> [Data]
┄┄┄┄┄┄┄┄┄┄┄┄┄┄┄┄┄┄┄┄
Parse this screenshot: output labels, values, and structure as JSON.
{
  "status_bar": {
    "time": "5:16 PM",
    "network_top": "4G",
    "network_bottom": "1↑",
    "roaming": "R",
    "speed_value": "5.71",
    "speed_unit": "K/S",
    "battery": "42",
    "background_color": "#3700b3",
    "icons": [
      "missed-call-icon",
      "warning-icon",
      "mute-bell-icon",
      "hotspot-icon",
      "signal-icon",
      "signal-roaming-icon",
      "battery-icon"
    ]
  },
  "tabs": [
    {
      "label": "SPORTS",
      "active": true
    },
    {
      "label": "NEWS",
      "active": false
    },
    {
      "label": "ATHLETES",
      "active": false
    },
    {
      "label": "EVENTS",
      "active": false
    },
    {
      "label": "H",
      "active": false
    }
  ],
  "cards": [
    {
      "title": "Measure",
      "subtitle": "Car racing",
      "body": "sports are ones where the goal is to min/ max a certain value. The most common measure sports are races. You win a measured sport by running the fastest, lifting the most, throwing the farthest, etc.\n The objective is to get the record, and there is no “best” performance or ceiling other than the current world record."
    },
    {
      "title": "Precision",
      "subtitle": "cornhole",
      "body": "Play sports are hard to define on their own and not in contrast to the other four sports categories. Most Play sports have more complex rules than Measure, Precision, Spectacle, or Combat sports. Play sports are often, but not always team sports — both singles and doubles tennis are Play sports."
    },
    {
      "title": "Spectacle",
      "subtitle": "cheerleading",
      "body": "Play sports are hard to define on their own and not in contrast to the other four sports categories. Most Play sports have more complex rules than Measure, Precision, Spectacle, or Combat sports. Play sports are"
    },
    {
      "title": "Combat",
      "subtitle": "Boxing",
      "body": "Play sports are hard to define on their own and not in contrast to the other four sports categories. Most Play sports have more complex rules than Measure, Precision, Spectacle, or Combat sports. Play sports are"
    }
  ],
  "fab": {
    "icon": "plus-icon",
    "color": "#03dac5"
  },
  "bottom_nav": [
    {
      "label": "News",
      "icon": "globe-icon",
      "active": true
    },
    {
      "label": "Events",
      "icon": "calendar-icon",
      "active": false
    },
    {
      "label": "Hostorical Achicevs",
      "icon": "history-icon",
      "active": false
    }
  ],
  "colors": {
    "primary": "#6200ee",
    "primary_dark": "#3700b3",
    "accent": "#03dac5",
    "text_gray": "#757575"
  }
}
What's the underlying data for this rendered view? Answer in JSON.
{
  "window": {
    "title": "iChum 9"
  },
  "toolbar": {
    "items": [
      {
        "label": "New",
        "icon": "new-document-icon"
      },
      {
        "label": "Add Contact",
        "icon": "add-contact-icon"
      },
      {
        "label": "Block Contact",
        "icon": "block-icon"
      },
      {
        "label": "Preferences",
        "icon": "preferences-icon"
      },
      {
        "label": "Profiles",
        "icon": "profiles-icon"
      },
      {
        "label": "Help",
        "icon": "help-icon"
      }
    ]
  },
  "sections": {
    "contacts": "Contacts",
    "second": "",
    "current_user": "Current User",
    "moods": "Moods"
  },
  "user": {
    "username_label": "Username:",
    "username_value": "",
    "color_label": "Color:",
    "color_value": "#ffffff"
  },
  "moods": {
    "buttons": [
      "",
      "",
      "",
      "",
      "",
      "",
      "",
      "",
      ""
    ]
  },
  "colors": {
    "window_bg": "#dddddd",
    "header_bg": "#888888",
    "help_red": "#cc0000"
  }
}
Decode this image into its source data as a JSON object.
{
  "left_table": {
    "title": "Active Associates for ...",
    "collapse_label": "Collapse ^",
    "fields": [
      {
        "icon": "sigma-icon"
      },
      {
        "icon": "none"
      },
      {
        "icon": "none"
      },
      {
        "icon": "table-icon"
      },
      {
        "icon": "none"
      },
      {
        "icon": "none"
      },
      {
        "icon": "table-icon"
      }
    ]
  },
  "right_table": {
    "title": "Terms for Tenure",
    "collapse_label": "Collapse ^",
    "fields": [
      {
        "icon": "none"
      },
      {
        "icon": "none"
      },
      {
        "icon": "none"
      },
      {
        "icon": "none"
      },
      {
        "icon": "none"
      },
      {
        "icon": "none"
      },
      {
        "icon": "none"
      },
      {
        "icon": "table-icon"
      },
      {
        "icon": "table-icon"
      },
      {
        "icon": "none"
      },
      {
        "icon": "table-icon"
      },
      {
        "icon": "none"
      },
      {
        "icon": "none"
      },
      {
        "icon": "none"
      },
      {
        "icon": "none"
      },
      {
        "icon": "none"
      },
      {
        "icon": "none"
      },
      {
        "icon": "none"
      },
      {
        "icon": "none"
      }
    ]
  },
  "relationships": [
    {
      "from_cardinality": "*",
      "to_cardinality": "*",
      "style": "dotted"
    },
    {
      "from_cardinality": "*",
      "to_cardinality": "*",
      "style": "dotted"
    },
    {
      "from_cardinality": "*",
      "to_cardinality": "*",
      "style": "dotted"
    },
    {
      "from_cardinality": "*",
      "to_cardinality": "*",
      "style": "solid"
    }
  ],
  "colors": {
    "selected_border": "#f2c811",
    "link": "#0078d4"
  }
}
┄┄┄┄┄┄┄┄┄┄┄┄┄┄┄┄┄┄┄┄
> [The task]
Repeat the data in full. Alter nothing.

> [Solution to this problem]
Parse this screenshot: output labels, values, and structure as JSON.
{
  "status_bar": {
    "time": "5:16 PM",
    "network_top": "4G",
    "network_bottom": "1↑",
    "roaming": "R",
    "speed_value": "5.71",
    "speed_unit": "K/S",
    "battery": "42",
    "background_color": "#3700b3",
    "icons": [
      "missed-call-icon",
      "warning-icon",
      "mute-bell-icon",
      "hotspot-icon",
      "signal-icon",
      "signal-roaming-icon",
      "battery-icon"
    ]
  },
  "tabs": [
    {
      "label": "SPORTS",
      "active": true
    },
    {
      "label": "NEWS",
      "active": false
    },
    {
      "label": "ATHLETES",
      "active": false
    },
    {
      "label": "EVENTS",
      "active": false
    },
    {
      "label": "H",
      "active": false
    }
  ],
  "cards": [
    {
      "title": "Measure",
      "subtitle": "Car racing",
      "body": "sports are ones where the goal is to min/ max a certain value. The most common measure sports are races. You win a measured sport by running the fastest, lifting the most, throwing the farthest, etc.\n The objective is to get the record, and there is no “best” performance or ceiling other than the current world record."
    },
    {
      "title": "Precision",
      "subtitle": "cornhole",
      "body": "Play sports are hard to define on their own and not in contrast to the other four sports categories. Most Play sports have more complex rules than Measure, Precision, Spectacle, or Combat sports. Play sports are often, but not always team sports — both singles and doubles tennis are Play sports."
    },
    {
      "title": "Spectacle",
      "subtitle": "cheerleading",
      "body": "Play sports are hard to define on their own and not in contrast to the other four sports categories. Most Play sports have more complex rules than Measure, Precision, Spectacle, or Combat sports. Play sports are"
    },
    {
      "title": "Combat",
      "subtitle": "Boxing",
      "body": "Play sports are hard to define on their own and not in contrast to the other four sports categories. Most Play sports have more complex rules than Measure, Precision, Spectacle, or Combat sports. Play sports are"
    }
  ],
  "fab": {
    "icon": "plus-icon",
    "color": "#03dac5"
  },
  "bottom_nav": [
    {
      "label": "News",
      "icon": "globe-icon",
      "active": true
    },
    {
      "label": "Events",
      "icon": "calendar-icon",
      "active": false
    },
    {
      "label": "Hostorical Achicevs",
      "icon": "history-icon",
      "active": false
    }
  ],
  "colors": {
    "primary": "#6200ee",
    "primary_dark": "#3700b3",
    "accent": "#03dac5",
    "text_gray": "#757575"
  }
}
What's the underlying data for this rendered view? Answer in JSON.
{
  "window": {
    "title": "iChum 9"
  },
  "toolbar": {
    "items": [
      {
        "label": "New",
        "icon": "new-document-icon"
      },
      {
        "label": "Add Contact",
        "icon": "add-contact-icon"
      },
      {
        "label": "Block Contact",
        "icon": "block-icon"
      },
      {
        "label": "Preferences",
        "icon": "preferences-icon"
      },
      {
        "label": "Profiles",
        "icon": "profiles-icon"
      },
      {
        "label": "Help",
        "icon": "help-icon"
      }
    ]
  },
  "sections": {
    "contacts": "Contacts",
    "second": "",
    "current_user": "Current User",
    "moods": "Moods"
  },
  "user": {
    "username_label": "Username:",
    "username_value": "",
    "color_label": "Color:",
    "color_value": "#ffffff"
  },
  "moods": {
    "buttons": [
      "",
      "",
      "",
      "",
      "",
      "",
      "",
      "",
      ""
    ]
  },
  "colors": {
    "window_bg": "#dddddd",
    "header_bg": "#888888",
    "help_red": "#cc0000"
  }
}
Decode this image into its source data as a JSON object.
{
  "left_table": {
    "title": "Active Associates for ...",
    "collapse_label": "Collapse ^",
    "fields": [
      {
        "icon": "sigma-icon"
      },
      {
        "icon": "none"
      },
      {
        "icon": "none"
      },
      {
        "icon": "table-icon"
      },
      {
        "icon": "none"
      },
      {
        "icon": "none"
      },
      {
        "icon": "table-icon"
      }
    ]
  },
  "right_table": {
    "title": "Terms for Tenure",
    "collapse_label": "Collapse ^",
    "fields": [
      {
        "icon": "none"
      },
      {
        "icon": "none"
      },
      {
        "icon": "none"
      },
      {
        "icon": "none"
      },
      {
        "icon": "none"
      },
      {
        "icon": "none"
      },
      {
        "icon": "none"
      },
      {
        "icon": "table-icon"
      },
      {
        "icon": "table-icon"
      },
      {
        "icon": "none"
      },
      {
        "icon": "table-icon"
      },
      {
        "icon": "none"
      },
      {
        "icon": "none"
      },
      {
        "icon": "none"
      },
      {
        "icon": "none"
      },
      {
        "icon": "none"
      },
      {
        "icon": "none"
      },
      {
        "icon": "none"
      },
      {
        "icon": "none"
      }
    ]
  },
  "relationships": [
    {
      "from_cardinality": "*",
      "to_cardinality": "*",
      "style": "dotted"
    },
    {
      "from_cardinality": "*",
      "to_cardinality": "*",
      "style": "dotted"
    },
    {
      "from_cardinality": "*",
      "to_cardinality": "*",
      "style": "dotted"
    },
    {
      "from_cardinality": "*",
      "to_cardinality": "*",
      "style": "solid"
    }
  ],
  "colors": {
    "selected_border": "#f2c811",
    "link": "#0078d4"
  }
}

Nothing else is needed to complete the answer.